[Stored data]

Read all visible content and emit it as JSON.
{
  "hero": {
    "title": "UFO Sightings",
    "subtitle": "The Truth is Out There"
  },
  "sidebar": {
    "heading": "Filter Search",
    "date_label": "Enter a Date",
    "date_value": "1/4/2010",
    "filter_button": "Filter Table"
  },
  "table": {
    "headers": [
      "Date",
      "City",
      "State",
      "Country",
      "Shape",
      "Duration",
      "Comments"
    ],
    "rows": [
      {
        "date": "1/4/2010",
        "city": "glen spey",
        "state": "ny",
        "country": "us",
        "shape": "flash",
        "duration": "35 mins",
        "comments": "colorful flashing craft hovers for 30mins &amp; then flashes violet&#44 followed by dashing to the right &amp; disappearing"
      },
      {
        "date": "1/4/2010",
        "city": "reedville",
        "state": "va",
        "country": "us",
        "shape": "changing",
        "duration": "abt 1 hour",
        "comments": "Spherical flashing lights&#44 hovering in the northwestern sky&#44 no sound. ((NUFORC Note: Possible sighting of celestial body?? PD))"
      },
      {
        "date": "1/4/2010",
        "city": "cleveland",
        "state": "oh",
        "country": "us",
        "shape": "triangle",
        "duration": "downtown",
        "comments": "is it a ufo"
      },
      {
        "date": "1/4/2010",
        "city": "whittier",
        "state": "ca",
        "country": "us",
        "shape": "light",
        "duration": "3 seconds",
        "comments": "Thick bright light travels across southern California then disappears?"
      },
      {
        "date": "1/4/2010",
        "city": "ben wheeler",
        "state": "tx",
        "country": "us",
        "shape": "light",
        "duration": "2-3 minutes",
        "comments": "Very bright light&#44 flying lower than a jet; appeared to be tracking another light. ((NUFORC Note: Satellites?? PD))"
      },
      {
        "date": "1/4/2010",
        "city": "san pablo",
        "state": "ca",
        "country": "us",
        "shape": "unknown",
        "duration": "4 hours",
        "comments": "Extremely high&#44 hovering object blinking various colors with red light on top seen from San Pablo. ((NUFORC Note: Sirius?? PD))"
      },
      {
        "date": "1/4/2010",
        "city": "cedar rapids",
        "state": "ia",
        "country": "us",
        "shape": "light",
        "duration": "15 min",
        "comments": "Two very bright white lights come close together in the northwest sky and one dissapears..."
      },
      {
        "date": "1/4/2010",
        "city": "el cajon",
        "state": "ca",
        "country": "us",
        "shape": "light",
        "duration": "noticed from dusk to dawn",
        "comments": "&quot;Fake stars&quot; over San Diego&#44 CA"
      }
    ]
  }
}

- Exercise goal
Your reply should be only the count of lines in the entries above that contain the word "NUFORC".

- Output of the exercise
3